Do you really want to know seven things about me? Probably not, but here you go:

  • I own a pencil that is over 70 years old.
  • I once met Todd Rundgren’s keyboard player in a bar in Half Moon Bay, California.
  • I’d love to have a beehive – and some bees to put in it.
  • I have a letter from illustrator Edward Ardizzone describing how he draws.
  • One thing that would prevent me from embracing vegetarianism is lasagne (and the best I’ve ever had was one made with Italian sausage in da Umberto, NYC).
  • I don’t like cats much. Dogs on the other hand…
  • I believe that you probably should clap along if you feel like a room without a roof.

Thanks again, Rebecca.

Advertisements

Gentrification

New York Building

New York Brownstone (2015 ink and watercolour A4)

A few weeks ago I had a spare Sunday in New York City and was able to visit the new Whitney museum, down in the gentrified Meatpacking District.
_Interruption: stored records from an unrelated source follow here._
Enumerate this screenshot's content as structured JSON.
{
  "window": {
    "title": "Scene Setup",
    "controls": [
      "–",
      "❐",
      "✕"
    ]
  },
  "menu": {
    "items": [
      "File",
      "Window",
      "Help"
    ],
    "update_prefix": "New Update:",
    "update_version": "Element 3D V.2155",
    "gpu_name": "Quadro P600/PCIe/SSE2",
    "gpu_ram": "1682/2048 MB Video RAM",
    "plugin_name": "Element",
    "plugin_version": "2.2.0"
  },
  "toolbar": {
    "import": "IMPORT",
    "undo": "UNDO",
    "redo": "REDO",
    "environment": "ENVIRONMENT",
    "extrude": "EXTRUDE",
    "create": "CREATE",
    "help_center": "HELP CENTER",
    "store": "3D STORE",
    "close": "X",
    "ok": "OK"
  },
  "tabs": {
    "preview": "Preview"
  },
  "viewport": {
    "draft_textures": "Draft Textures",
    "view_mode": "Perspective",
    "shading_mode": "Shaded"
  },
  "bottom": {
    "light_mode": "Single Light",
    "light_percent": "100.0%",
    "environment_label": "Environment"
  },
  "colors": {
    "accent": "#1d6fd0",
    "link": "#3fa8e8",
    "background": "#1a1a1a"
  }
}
I read somewhere that New York is losing its neighbourhoods, with the whole island so expensive that it’s becoming a homogenised space for the very wealthy. The old ethnic areas are rapidly becoming part of an overpriced whole. Certainly a couple of years ago I stayed in a bed and breakfast in Harlem, something that would have been unthinkable 30 years ago when I first visited the city.
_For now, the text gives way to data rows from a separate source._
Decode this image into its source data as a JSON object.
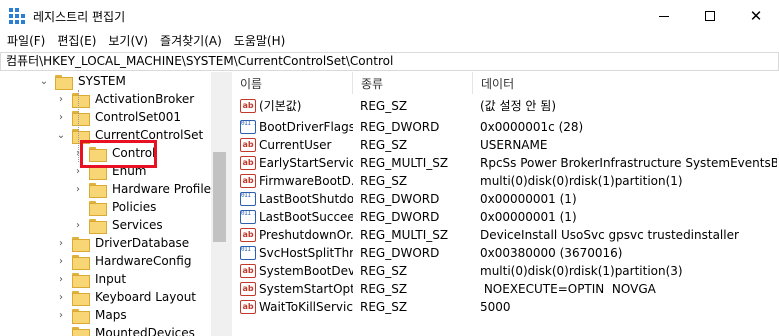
{
  "window": {
    "title": "레지스트리 편집기",
    "minimize_glyph": "—",
    "maximize_glyph": "☐",
    "close_glyph": "✕"
  },
  "menu": [
    {
      "label": "파일(F)"
    },
    {
      "label": "편집(E)"
    },
    {
      "label": "보기(V)"
    },
    {
      "label": "즐겨찾기(A)"
    },
    {
      "label": "도움말(H)"
    }
  ],
  "address": "컴퓨터\\HKEY_LOCAL_MACHINE\\SYSTEM\\CurrentControlSet\\Control",
  "tree": [
    {
      "label": "SYSTEM",
      "chevron": "⌄"
    },
    {
      "label": "ActivationBroker",
      "chevron": "›"
    },
    {
      "label": "ControlSet001",
      "chevron": "›"
    },
    {
      "label": "CurrentControlSet",
      "chevron": "⌄"
    },
    {
      "label": "Control",
      "chevron": "›"
    },
    {
      "label": "Enum",
      "chevron": "›"
    },
    {
      "label": "Hardware Profiles",
      "chevron": "›"
    },
    {
      "label": "Policies",
      "chevron": ""
    },
    {
      "label": "Services",
      "chevron": "›"
    },
    {
      "label": "DriverDatabase",
      "chevron": "›"
    },
    {
      "label": "HardwareConfig",
      "chevron": "›"
    },
    {
      "label": "Input",
      "chevron": "›"
    },
    {
      "label": "Keyboard Layout",
      "chevron": "›"
    },
    {
      "label": "Maps",
      "chevron": "›"
    },
    {
      "label": "MountedDevices",
      "chevron": ""
    }
  ],
  "columns": {
    "name": "이름",
    "type": "종류",
    "data": "데이터"
  },
  "values": [
    {
      "name": "(기본값)",
      "type": "REG_SZ",
      "data": "(값 설정 안 됨)",
      "icon": "string-value-icon"
    },
    {
      "name": "BootDriverFlags",
      "type": "REG_DWORD",
      "data": "0x0000001c (28)",
      "icon": "binary-value-icon"
    },
    {
      "name": "CurrentUser",
      "type": "REG_SZ",
      "data": "USERNAME",
      "icon": "string-value-icon"
    },
    {
      "name": "EarlyStartServices",
      "type": "REG_MULTI_SZ",
      "data": "RpcSs Power BrokerInfrastructure SystemEventsBr...",
      "icon": "string-value-icon"
    },
    {
      "name": "FirmwareBootD...",
      "type": "REG_SZ",
      "data": "multi(0)disk(0)rdisk(1)partition(1)",
      "icon": "string-value-icon"
    },
    {
      "name": "LastBootShutdo...",
      "type": "REG_DWORD",
      "data": "0x00000001 (1)",
      "icon": "binary-value-icon"
    },
    {
      "name": "LastBootSuccee...",
      "type": "REG_DWORD",
      "data": "0x00000001 (1)",
      "icon": "binary-value-icon"
    },
    {
      "name": "PreshutdownOr...",
      "type": "REG_MULTI_SZ",
      "data": "DeviceInstall UsoSvc gpsvc trustedinstaller",
      "icon": "string-value-icon"
    },
    {
      "name": "SvcHostSplitThr...",
      "type": "REG_DWORD",
      "data": "0x00380000 (3670016)",
      "icon": "binary-value-icon"
    },
    {
      "name": "SystemBootDev...",
      "type": "REG_SZ",
      "data": "multi(0)disk(0)rdisk(1)partition(3)",
      "icon": "string-value-icon"
    },
    {
      "name": "SystemStartOpti...",
      "type": "REG_SZ",
      "data": " NOEXECUTE=OPTIN  NOVGA",
      "icon": "string-value-icon"
    },
    {
      "name": "WaitToKillServic...",
      "type": "REG_SZ",
      "data": "5000",
      "icon": "string-value-icon"
    }
  ],
  "icons": {
    "string_glyph": "ab",
    "binary_glyph": "011 110"
  },
  "colors": {
    "highlight_outline": "#e81123",
    "folder": "#f8d675"
  }
}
On my way back to the midtown area from the Whitney, I came upon this charming house somewhere around 19th Street or so. Outside was a skip, a sure sign that this, too, was in the process of gentrification. It was a beautiful Spring afternoon and the house begged to be drawn. When I got home I painted it in these vibrant colours to reflect the feeling of the day. In reality it was a pale blue. Let’s just call it artistic licence.

Why Draw?
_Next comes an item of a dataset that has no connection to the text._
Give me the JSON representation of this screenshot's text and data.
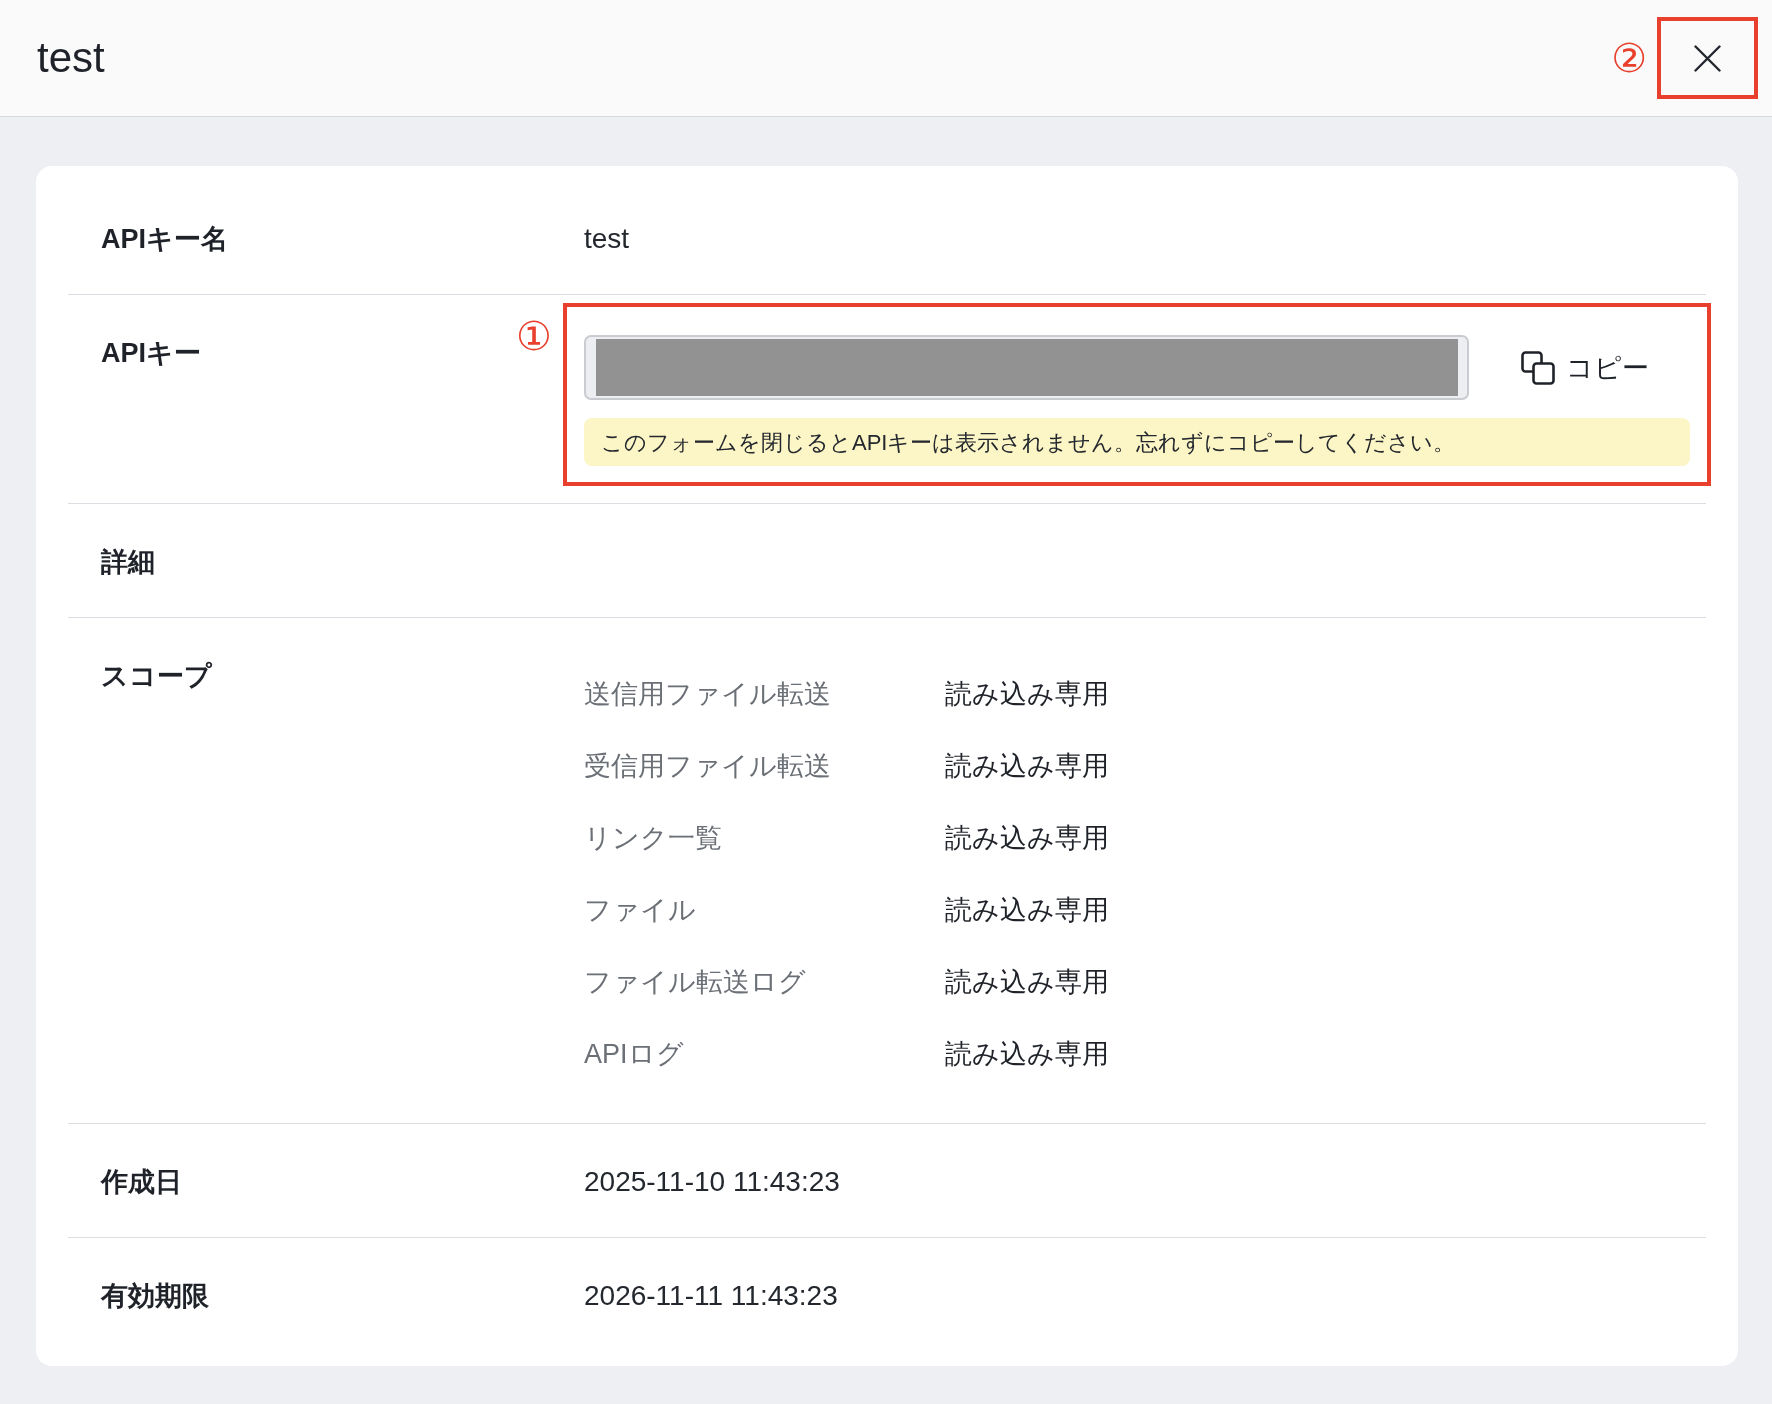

The people behind the Big Draw initiative are looking for creative people to visualise the theme ‘Why should we draw?’

Surely the question is ‘Why shouldn’t we draw?’ If you put a blank surface and anything capable of making a mark in front of a child, [s]he will draw. Why do some of us lose that urge as we grow older, I wonder? A couple of years ago Howard Ikemoto posted the following on Facebook:

When my daughter was about seven years old she asked me one day what I did at work. I told her that I worked at the college – my job was to teach people how to draw. She stared back at me, incredulous, and said, ‘You mean they forget?’

Drawing allows you to bring order to your daily life; or to make it chaotic if you prefer; it gives you carte blanche to create impossible situations, enhance the mundane, make something fleeting last for ever; it can be meditative, disturbing, rewarding or frustrating. Why wouldn’t you want to experience all these things?

Drawing allows me to imagine a world where people and animals wear everyday objects as false noses:

Land of False Noses

The Land of False Noses (2014 ink and watercolour on a sketchbook page)

Or a birthday supper shared with a tired dog:

Birthday Supper

The Birthday Supper (2013 ink and coloured pencil 30 cms square)

Why shouldn’t we draw?

The Beautiful South

Blauvac blog

Blauvac (2015 ink A5 sketchbook page)

Ah, southern Europe! Grilled squid, a crisp dry white wine, crusty white bread dipped in olive oil and balsamic vinegar, the sun shining on a zinc table, the scent of the Mediterranean, the perfume of oleander and wild irises, warm evenings and a sky full of stars. The above drawing is one of the views from Le Mazet des Cyprès in Provence, but I wonder if the little abstract below isn’t a better evocation of the beautiful South with its range of Mediterranean blues?

Mittelmeer blog

Mittelmeer (2009 watercolour 5cms square)

Storytelling

Veteren blog

The Veteran (2015 charcoal and pastel 40cms x 30cms approx.)

Inspired, no doubt, by Doug Selway’s exhibition, Shelf Lives – which looked movingly at aspects of memory and story-telling – I thought I’d draw someone with a vivid history.

This charcoal and pastel drawing is based on a David Bailey photograph of 103 year old war veteran, Joe Britten, published in the Guardian some months ago. Joe has had a life and a half, serving in A Squadron of the reconnaissance unit during the Second World War alongside actor David Niven. Apparently, Niven asked Joe, “Who do you fancy in Hollywood?” He answered, “Dorothy Lamour.” “I’ll see to it, Joe” said the actor. After the fighting was over, Joe received a 6′ high photograph of Miss Lamour signed “To Joe, love from Dotty.”